The Mario series has been rebooted more times than a duff computer, so can we ever make sense of the real sequence of events in the Mushroom Kingdom? We dig through 25 years of gaming in an attempt to write the 'true' history of the Artist Formerly Known As Jumpman...
The Early Years
Attempting to arrange Mario's convoluted past into a coherent timeline is madness, but here's our take on it. Although Mario likes to present himself as 'one of us' - a bog-standard plumber who was born and raised in Brooklyn, New York, this is, at best, LIES.
As Yoshi's Island (1995) explains, Mario and Luigi were in fact born (and spent their formative years, if Yoshi's Island DS (2006) is to be believed) in the Mushroom World. Despite being born into a dimension where battleships the size of entire levels exist, and people can travel from one galaxy to another simply by jumping into a floating star and shouting 'woo-hoo', that world's equivalent of the NHS suffered from budget cuts just as much our own, and as such the nappy-clad pasta-gobblers were delivered to their parents via the medium of Stork.

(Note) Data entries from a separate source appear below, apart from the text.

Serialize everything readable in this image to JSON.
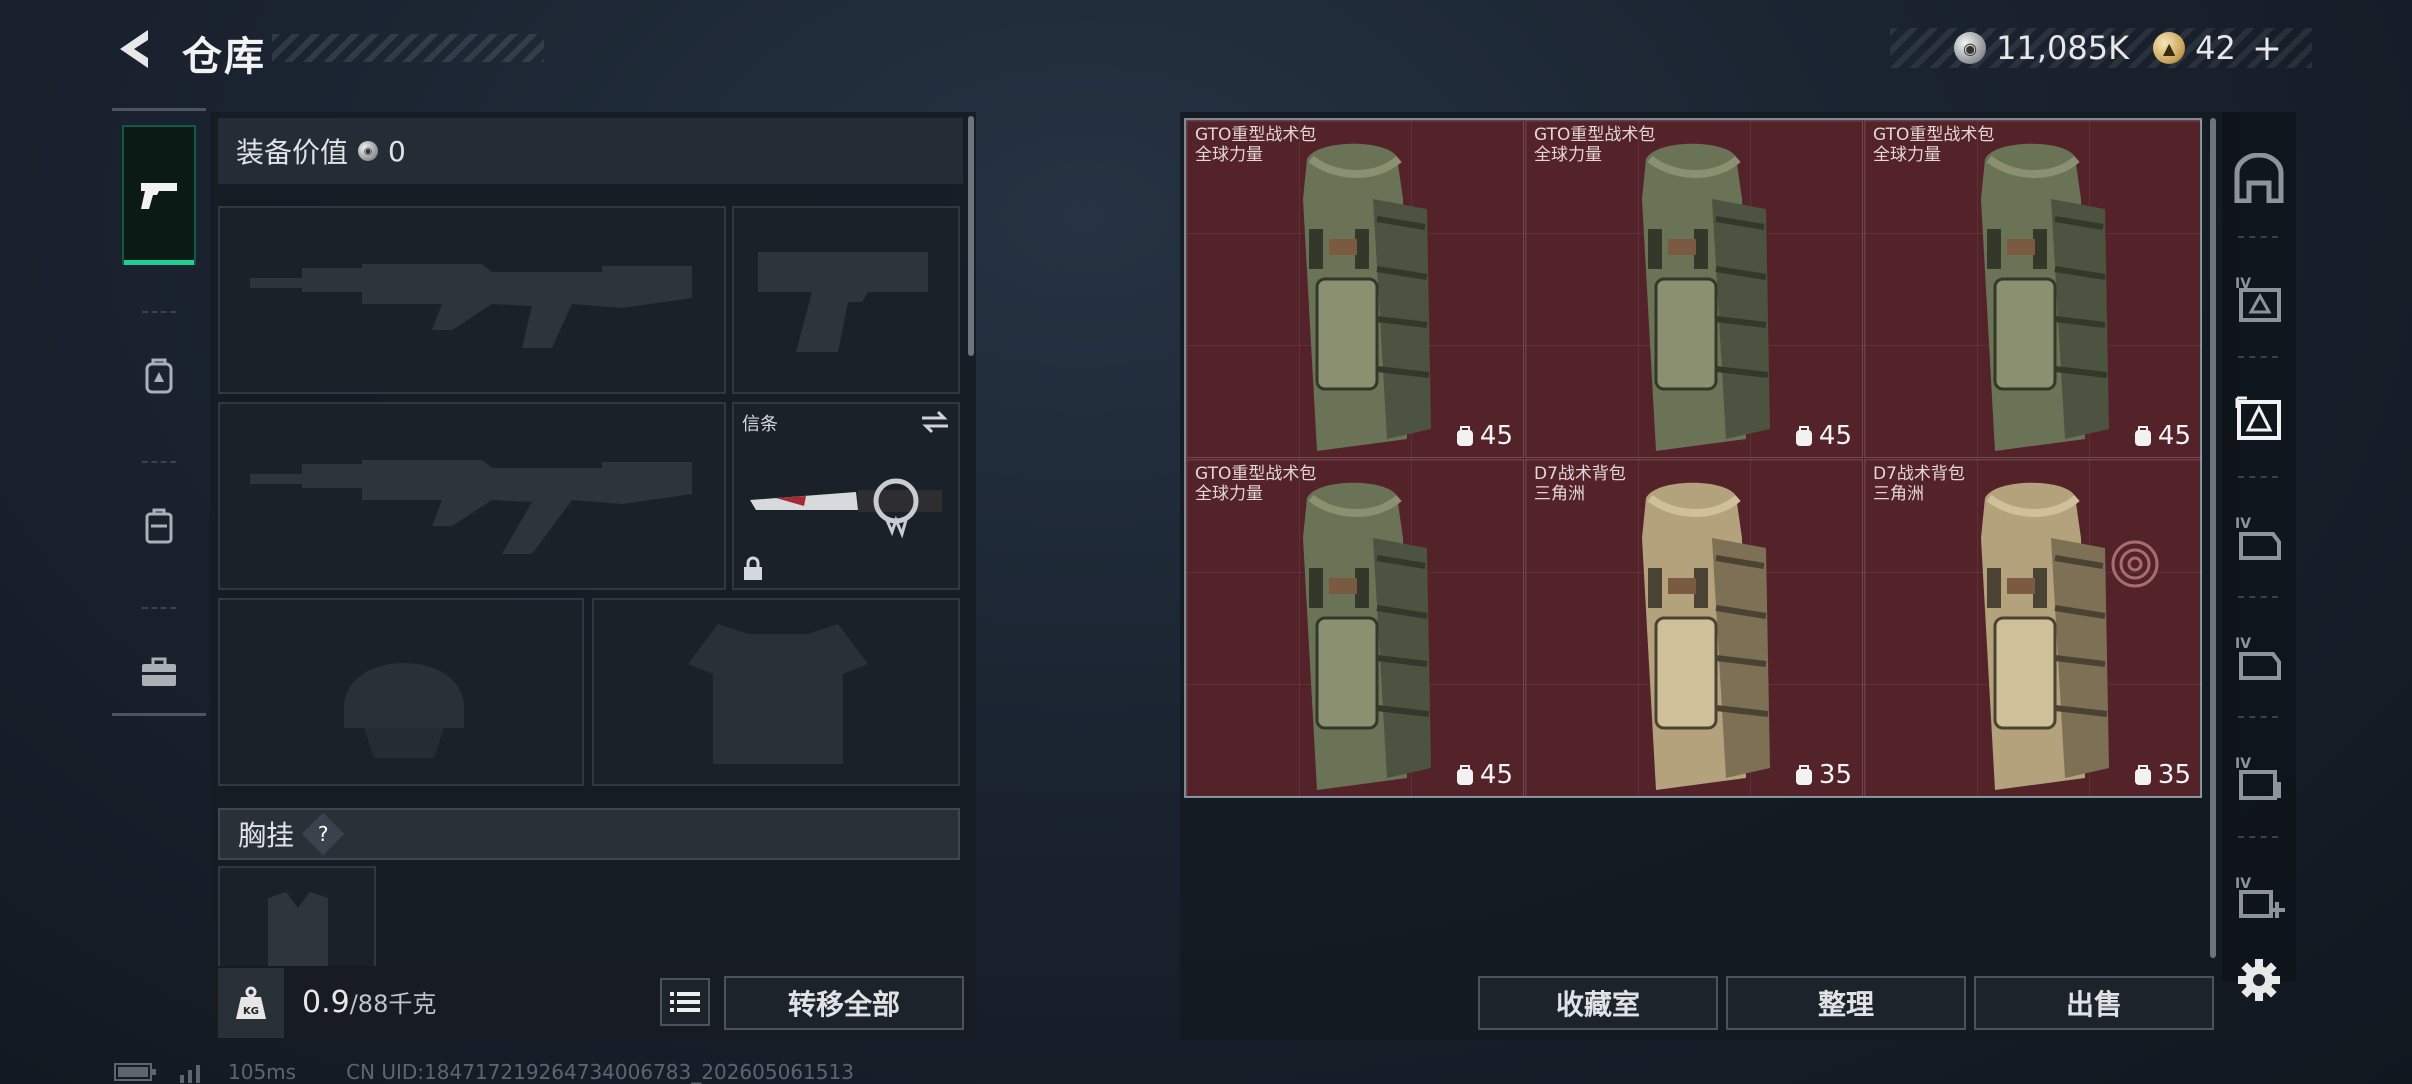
{
  "header": {
    "title": "仓库",
    "back_icon": "back-arrow-icon",
    "currency": {
      "silver_value": "11,085K",
      "gold_value": "42",
      "add_label": "+"
    }
  },
  "left_sidebar": {
    "tabs": [
      {
        "icon": "pistol-icon",
        "active": true
      },
      {
        "icon": "backpack-icon",
        "active": false
      },
      {
        "icon": "luggage-icon",
        "active": false
      },
      {
        "icon": "toolbox-icon",
        "active": false
      }
    ]
  },
  "equipment": {
    "value_label": "装备价值",
    "value": "0",
    "slots": {
      "primary_1": "rifle-slot",
      "pistol": "pistol-slot",
      "primary_2": "rifle-slot",
      "melee_label": "信条",
      "helmet": "helmet-slot",
      "armor": "armor-slot"
    },
    "chest_label": "胸挂",
    "chest_help": "?",
    "weight_value": "0.9",
    "weight_max": "/88",
    "weight_unit": "千克",
    "kg_label": "KG",
    "transfer_all_label": "转移全部"
  },
  "storage": {
    "items": [
      {
        "name": "GTO重型战术包",
        "sub": "全球力量",
        "capacity": "45",
        "variant": "green"
      },
      {
        "name": "GTO重型战术包",
        "sub": "全球力量",
        "capacity": "45",
        "variant": "green"
      },
      {
        "name": "GTO重型战术包",
        "sub": "全球力量",
        "capacity": "45",
        "variant": "green"
      },
      {
        "name": "GTO重型战术包",
        "sub": "全球力量",
        "capacity": "45",
        "variant": "green"
      },
      {
        "name": "D7战术背包",
        "sub": "三角洲",
        "capacity": "35",
        "variant": "tan"
      },
      {
        "name": "D7战术背包",
        "sub": "三角洲",
        "capacity": "35",
        "variant": "tan"
      }
    ],
    "buttons": {
      "collection": "收藏室",
      "organize": "整理",
      "sell": "出售"
    }
  },
  "right_sidebar": {
    "tabs": [
      "armory-icon",
      "storage-iv-icon",
      "storage-active-icon",
      "storage-iv-2-icon",
      "storage-iv-3-icon",
      "storage-iv-4-icon",
      "storage-iv-add-icon"
    ],
    "iv_label": "IV",
    "settings_icon": "gear-icon"
  },
  "status_bar": {
    "ping": "105ms",
    "uid": "CN UID:184717219264734006783_202605061513"
  },
  "colors": {
    "accent": "#1fcf93",
    "grid_bg": "#54232a"
  }
}
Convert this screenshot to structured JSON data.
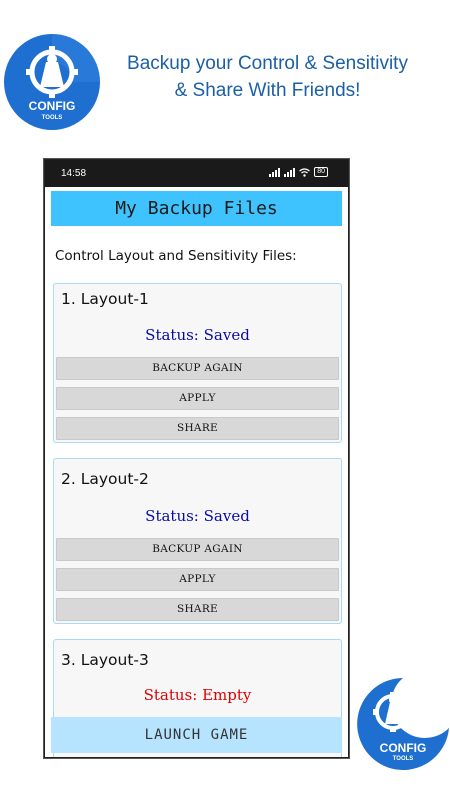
{
  "promo": {
    "line1": "Backup your Control & Sensitivity",
    "line2": "& Share With Friends!",
    "logo_text_top": "CONFIG",
    "logo_text_bottom": "TOOLS"
  },
  "status_bar": {
    "time": "14:58",
    "battery": "80",
    "icons": [
      "signal-icon",
      "signal-icon",
      "wifi-icon",
      "battery-icon"
    ]
  },
  "app": {
    "title": "My Backup Files",
    "section_title": "Control Layout and Sensitivity Files:",
    "launch_label": "LAUNCH GAME"
  },
  "layouts": [
    {
      "title": "1. Layout-1",
      "status": "Status: Saved",
      "buttons": [
        "BACKUP AGAIN",
        "APPLY",
        "SHARE"
      ]
    },
    {
      "title": "2. Layout-2",
      "status": "Status: Saved",
      "buttons": [
        "BACKUP AGAIN",
        "APPLY",
        "SHARE"
      ]
    },
    {
      "title": "3. Layout-3",
      "status": "Status: Empty",
      "buttons": []
    }
  ],
  "colors": {
    "promo_text": "#1b5fa8",
    "appbar": "#3ec3ff",
    "launch_bar": "#b6e4ff",
    "status_saved": "#0a0aa8",
    "status_empty": "#e00000",
    "logo_blue": "#1e6fd0"
  }
}
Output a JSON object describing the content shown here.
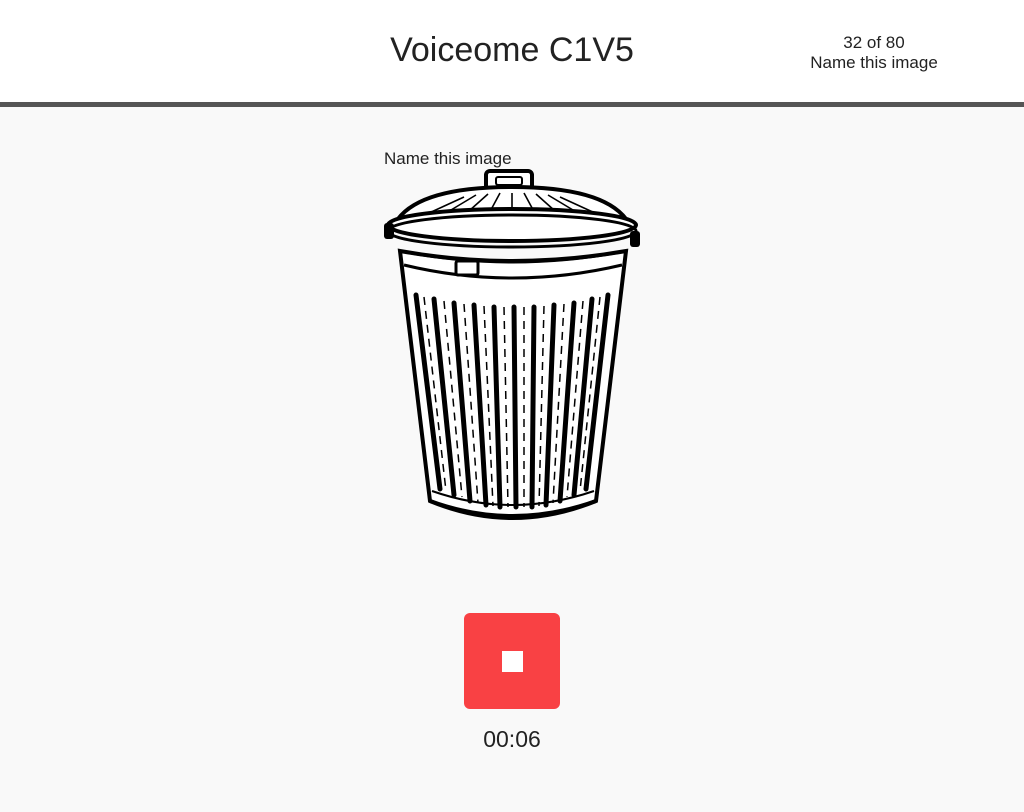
{
  "header": {
    "title": "Voiceome C1V5",
    "progress": "32 of 80",
    "task_name": "Name this image"
  },
  "task": {
    "prompt": "Name this image",
    "image_icon": "trash-can-icon"
  },
  "recorder": {
    "button_icon": "stop-icon",
    "button_color": "#f94144",
    "elapsed": "00:06"
  },
  "colors": {
    "header_bg": "#ffffff",
    "header_border": "#555555",
    "page_bg": "#f9f9f9"
  }
}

As ever, this journey did not pass without incident. Kamek, a standard-issue Magikoopa with ideas above his station, recognised the Bros as two of the seven 'Star Children' and tried to kidnap them. He managed to nab Luigi but Mario plummeted to the ground, where he was intercepted by a passing Yoshi. (Not, as is a common misconception, the Yoshi - he emerges from his eggy confines at the end of the DS adventure, which means that the star of the SNES original has been retconned into 'just some dino dude'.) After a fashion, the Stork was reunited with his package and he resumed his journey. Brilliantly, the butter-feathered Stork dropped his prize again (Yoshi's Touch & Go, 2004), but Not-Yoshi was on hand to save the day again.
Safely delivered, the Bros stayed in the Mushroom Realm for several years, even meeting their future selves during the Attack of the Shroobs (Partners In Time, 2005), before the family moved to New York. Mario's short time on Earth was relatively uneventful - if you can describe 'owning a circus, having your star attraction ape kidnap your girlfriend, recapturing him and then locking him up in a nearby jungle' as 'uneventful' - before duty called and Mario found himself back in the world of the bipedal turtles.
One World is Not Enough
No game has ever tried to explain how Mario manages to travel freely between the two worlds, as he does frequently. His most recent foray into our world came in 2005, when he got the itch to play basketball against Shaq and some bloke from the Beastie Boys (NBA Street V3). Common sense tells us that the answer must be some kind of warp pipe, but then again, common sense is what tells you Glade Plug-Ins will be super-yummy.
Since then, Mario has largely stayed by Peach's side, protecting her from a multitude of Koopa-nappings. He occasionally ventures off to aid other kingdoms such as Daisy's Sarasaland (Super Mario Land, 1990) and Subcon, the Land of Dreams (Super Mario Bros 2, 1986), but the looming presence of Bowser means he's rarely away for long. Occasionally, he goes on holidays with his beloved, but they often go horribly wrong, usually because he takes his work with him (Super Mario World, 1990) or because he gets leathered and ends up with a criminal record (Super Mario Sunshine, 2002).
When asked why he devotes his life to protecting Peach, Mario once replied: "I don't do it because I love her; I do it because I really enjoy crushing turtles with my rear end." Actually, that's a lie. We've never heard him say that. But it's possible that he did.